_What you need to do_
Your answer should be the full set of records, printed exactly as they stand.

_Data under study_
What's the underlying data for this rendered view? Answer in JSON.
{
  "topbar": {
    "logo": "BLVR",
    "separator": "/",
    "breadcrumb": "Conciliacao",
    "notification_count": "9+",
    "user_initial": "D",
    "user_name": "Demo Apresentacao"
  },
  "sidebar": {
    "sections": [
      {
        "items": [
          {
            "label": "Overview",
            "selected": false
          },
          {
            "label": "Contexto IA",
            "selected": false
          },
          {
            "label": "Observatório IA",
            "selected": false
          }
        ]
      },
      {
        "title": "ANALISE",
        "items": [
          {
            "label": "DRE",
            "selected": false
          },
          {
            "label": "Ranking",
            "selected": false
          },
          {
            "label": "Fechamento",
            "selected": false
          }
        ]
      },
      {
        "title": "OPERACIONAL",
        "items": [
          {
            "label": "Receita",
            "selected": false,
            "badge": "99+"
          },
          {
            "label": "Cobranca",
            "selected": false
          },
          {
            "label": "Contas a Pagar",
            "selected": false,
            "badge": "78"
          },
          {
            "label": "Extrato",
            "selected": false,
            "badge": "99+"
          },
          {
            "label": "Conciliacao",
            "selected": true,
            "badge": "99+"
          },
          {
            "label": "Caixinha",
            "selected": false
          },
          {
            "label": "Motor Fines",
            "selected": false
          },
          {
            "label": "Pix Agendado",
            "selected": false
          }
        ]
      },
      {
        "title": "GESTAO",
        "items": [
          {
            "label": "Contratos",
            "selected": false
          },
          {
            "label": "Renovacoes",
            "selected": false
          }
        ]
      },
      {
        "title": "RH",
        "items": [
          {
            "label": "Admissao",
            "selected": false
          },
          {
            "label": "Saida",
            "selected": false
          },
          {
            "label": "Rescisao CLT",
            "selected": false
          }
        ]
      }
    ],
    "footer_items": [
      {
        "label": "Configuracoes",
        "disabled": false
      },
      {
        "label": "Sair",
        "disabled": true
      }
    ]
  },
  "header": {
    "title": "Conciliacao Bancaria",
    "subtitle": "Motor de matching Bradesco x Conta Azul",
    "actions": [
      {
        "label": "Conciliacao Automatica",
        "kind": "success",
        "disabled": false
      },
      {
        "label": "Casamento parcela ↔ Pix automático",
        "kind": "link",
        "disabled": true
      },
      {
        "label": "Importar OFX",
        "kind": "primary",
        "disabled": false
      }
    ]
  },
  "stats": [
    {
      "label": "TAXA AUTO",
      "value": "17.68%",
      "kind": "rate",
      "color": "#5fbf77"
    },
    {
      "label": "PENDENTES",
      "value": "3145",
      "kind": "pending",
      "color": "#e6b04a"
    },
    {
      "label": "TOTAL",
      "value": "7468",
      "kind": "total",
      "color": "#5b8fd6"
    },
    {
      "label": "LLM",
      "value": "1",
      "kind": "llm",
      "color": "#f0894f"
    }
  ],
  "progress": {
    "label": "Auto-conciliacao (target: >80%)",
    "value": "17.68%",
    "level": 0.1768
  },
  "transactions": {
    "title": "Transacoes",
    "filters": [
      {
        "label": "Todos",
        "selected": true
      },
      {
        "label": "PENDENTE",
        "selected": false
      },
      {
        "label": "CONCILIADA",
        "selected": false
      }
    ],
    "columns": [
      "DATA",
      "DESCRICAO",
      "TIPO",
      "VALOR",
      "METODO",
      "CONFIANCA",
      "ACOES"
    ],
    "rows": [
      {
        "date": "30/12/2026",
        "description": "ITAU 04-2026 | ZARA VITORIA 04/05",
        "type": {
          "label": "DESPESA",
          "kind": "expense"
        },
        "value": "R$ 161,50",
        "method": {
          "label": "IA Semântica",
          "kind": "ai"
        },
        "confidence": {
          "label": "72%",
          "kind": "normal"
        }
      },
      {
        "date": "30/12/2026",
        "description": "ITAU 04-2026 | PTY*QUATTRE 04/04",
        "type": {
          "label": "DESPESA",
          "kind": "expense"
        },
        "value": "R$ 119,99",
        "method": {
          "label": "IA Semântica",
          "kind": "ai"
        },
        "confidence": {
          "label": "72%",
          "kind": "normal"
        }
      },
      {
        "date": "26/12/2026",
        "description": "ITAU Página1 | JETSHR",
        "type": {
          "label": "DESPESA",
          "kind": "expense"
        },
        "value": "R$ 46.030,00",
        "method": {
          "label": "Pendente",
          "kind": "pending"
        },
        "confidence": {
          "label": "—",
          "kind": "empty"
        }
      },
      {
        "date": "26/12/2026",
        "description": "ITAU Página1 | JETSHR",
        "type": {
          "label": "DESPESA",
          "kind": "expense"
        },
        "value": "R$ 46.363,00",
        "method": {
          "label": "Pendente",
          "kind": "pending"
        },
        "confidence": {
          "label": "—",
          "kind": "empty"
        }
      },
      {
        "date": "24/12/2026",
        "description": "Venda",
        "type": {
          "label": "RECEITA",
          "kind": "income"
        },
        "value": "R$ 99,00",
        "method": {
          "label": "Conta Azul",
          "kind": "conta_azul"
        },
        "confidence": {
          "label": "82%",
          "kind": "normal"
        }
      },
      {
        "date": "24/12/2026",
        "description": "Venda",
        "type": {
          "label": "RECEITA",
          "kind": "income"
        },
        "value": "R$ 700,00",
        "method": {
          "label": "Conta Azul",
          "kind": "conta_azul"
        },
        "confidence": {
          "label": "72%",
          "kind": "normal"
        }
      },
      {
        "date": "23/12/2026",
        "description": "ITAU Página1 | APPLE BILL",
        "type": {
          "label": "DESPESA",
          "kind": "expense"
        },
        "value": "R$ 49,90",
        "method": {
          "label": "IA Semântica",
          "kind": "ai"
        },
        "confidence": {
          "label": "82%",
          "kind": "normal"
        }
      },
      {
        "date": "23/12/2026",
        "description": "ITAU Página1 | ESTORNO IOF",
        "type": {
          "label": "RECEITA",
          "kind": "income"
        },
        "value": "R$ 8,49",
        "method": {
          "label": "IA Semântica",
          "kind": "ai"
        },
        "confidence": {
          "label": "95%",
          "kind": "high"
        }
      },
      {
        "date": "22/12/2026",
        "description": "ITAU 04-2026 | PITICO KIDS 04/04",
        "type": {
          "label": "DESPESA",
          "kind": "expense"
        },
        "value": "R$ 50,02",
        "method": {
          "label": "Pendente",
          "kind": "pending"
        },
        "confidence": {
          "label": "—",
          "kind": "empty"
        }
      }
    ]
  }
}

_Reply_
What's the underlying data for this rendered view? Answer in JSON.
{
  "topbar": {
    "logo": "BLVR",
    "separator": "/",
    "breadcrumb": "Conciliacao",
    "notification_count": "9+",
    "user_initial": "D",
    "user_name": "Demo Apresentacao"
  },
  "sidebar": {
    "sections": [
      {
        "items": [
          {
            "label": "Overview",
            "selected": false
          },
          {
            "label": "Contexto IA",
            "selected": false
          },
          {
            "label": "Observatório IA",
            "selected": false
          }
        ]
      },
      {
        "title": "ANALISE",
        "items": [
          {
            "label": "DRE",
            "selected": false
          },
          {
            "label": "Ranking",
            "selected": false
          },
          {
            "label": "Fechamento",
            "selected": false
          }
        ]
      },
      {
        "title": "OPERACIONAL",
        "items": [
          {
            "label": "Receita",
            "selected": false,
            "badge": "99+"
          },
          {
            "label": "Cobranca",
            "selected": false
          },
          {
            "label": "Contas a Pagar",
            "selected": false,
            "badge": "78"
          },
          {
            "label": "Extrato",
            "selected": false,
            "badge": "99+"
          },
          {
            "label": "Conciliacao",
            "selected": true,
            "badge": "99+"
          },
          {
            "label": "Caixinha",
            "selected": false
          },
          {
            "label": "Motor Fines",
            "selected": false
          },
          {
            "label": "Pix Agendado",
            "selected": false
          }
        ]
      },
      {
        "title": "GESTAO",
        "items": [
          {
            "label": "Contratos",
            "selected": false
          },
          {
            "label": "Renovacoes",
            "selected": false
          }
        ]
      },
      {
        "title": "RH",
        "items": [
          {
            "label": "Admissao",
            "selected": false
          },
          {
            "label": "Saida",
            "selected": false
          },
          {
            "label": "Rescisao CLT",
            "selected": false
          }
        ]
      }
    ],
    "footer_items": [
      {
        "label": "Configuracoes",
        "disabled": false
      },
      {
        "label": "Sair",
        "disabled": true
      }
    ]
  },
  "header": {
    "title": "Conciliacao Bancaria",
    "subtitle": "Motor de matching Bradesco x Conta Azul",
    "actions": [
      {
        "label": "Conciliacao Automatica",
        "kind": "success",
        "disabled": false
      },
      {
        "label": "Casamento parcela ↔ Pix automático",
        "kind": "link",
        "disabled": true
      },
      {
        "label": "Importar OFX",
        "kind": "primary",
        "disabled": false
      }
    ]
  },
  "stats": [
    {
      "label": "TAXA AUTO",
      "value": "17.68%",
      "kind": "rate",
      "color": "#5fbf77"
    },
    {
      "label": "PENDENTES",
      "value": "3145",
      "kind": "pending",
      "color": "#e6b04a"
    },
    {
      "label": "TOTAL",
      "value": "7468",
      "kind": "total",
      "color": "#5b8fd6"
    },
    {
      "label": "LLM",
      "value": "1",
      "kind": "llm",
      "color": "#f0894f"
    }
  ],
  "progress": {
    "label": "Auto-conciliacao (target: >80%)",
    "value": "17.68%",
    "level": 0.1768
  },
  "transactions": {
    "title": "Transacoes",
    "filters": [
      {
        "label": "Todos",
        "selected": true
      },
      {
        "label": "PENDENTE",
        "selected": false
      },
      {
        "label": "CONCILIADA",
        "selected": false
      }
    ],
    "columns": [
      "DATA",
      "DESCRICAO",
      "TIPO",
      "VALOR",
      "METODO",
      "CONFIANCA",
      "ACOES"
    ],
    "rows": [
      {
        "date": "30/12/2026",
        "description": "ITAU 04-2026 | ZARA VITORIA 04/05",
        "type": {
          "label": "DESPESA",
          "kind": "expense"
        },
        "value": "R$ 161,50",
        "method": {
          "label": "IA Semântica",
          "kind": "ai"
        },
        "confidence": {
          "label": "72%",
          "kind": "normal"
        }
      },
      {
        "date": "30/12/2026",
        "description": "ITAU 04-2026 | PTY*QUATTRE 04/04",
        "type": {
          "label": "DESPESA",
          "kind": "expense"
        },
        "value": "R$ 119,99",
        "method": {
          "label": "IA Semântica",
          "kind": "ai"
        },
        "confidence": {
          "label": "72%",
          "kind": "normal"
        }
      },
      {
        "date": "26/12/2026",
        "description": "ITAU Página1 | JETSHR",
        "type": {
          "label": "DESPESA",
          "kind": "expense"
        },
        "value": "R$ 46.030,00",
        "method": {
          "label": "Pendente",
          "kind": "pending"
        },
        "confidence": {
          "label": "—",
          "kind": "empty"
        }
      },
      {
        "date": "26/12/2026",
        "description": "ITAU Página1 | JETSHR",
        "type": {
          "label": "DESPESA",
          "kind": "expense"
        },
        "value": "R$ 46.363,00",
        "method": {
          "label": "Pendente",
          "kind": "pending"
        },
        "confidence": {
          "label": "—",
          "kind": "empty"
        }
      },
      {
        "date": "24/12/2026",
        "description": "Venda",
        "type": {
          "label": "RECEITA",
          "kind": "income"
        },
        "value": "R$ 99,00",
        "method": {
          "label": "Conta Azul",
          "kind": "conta_azul"
        },
        "confidence": {
          "label": "82%",
          "kind": "normal"
        }
      },
      {
        "date": "24/12/2026",
        "description": "Venda",
        "type": {
          "label": "RECEITA",
          "kind": "income"
        },
        "value": "R$ 700,00",
        "method": {
          "label": "Conta Azul",
          "kind": "conta_azul"
        },
        "confidence": {
          "label": "72%",
          "kind": "normal"
        }
      },
      {
        "date": "23/12/2026",
        "description": "ITAU Página1 | APPLE BILL",
        "type": {
          "label": "DESPESA",
          "kind": "expense"
        },
        "value": "R$ 49,90",
        "method": {
          "label": "IA Semântica",
          "kind": "ai"
        },
        "confidence": {
          "label": "82%",
          "kind": "normal"
        }
      },
      {
        "date": "23/12/2026",
        "description": "ITAU Página1 | ESTORNO IOF",
        "type": {
          "label": "RECEITA",
          "kind": "income"
        },
        "value": "R$ 8,49",
        "method": {
          "label": "IA Semântica",
          "kind": "ai"
        },
        "confidence": {
          "label": "95%",
          "kind": "high"
        }
      },
      {
        "date": "22/12/2026",
        "description": "ITAU 04-2026 | PITICO KIDS 04/04",
        "type": {
          "label": "DESPESA",
          "kind": "expense"
        },
        "value": "R$ 50,02",
        "method": {
          "label": "Pendente",
          "kind": "pending"
        },
        "confidence": {
          "label": "—",
          "kind": "empty"
        }
      }
    ]
  }
}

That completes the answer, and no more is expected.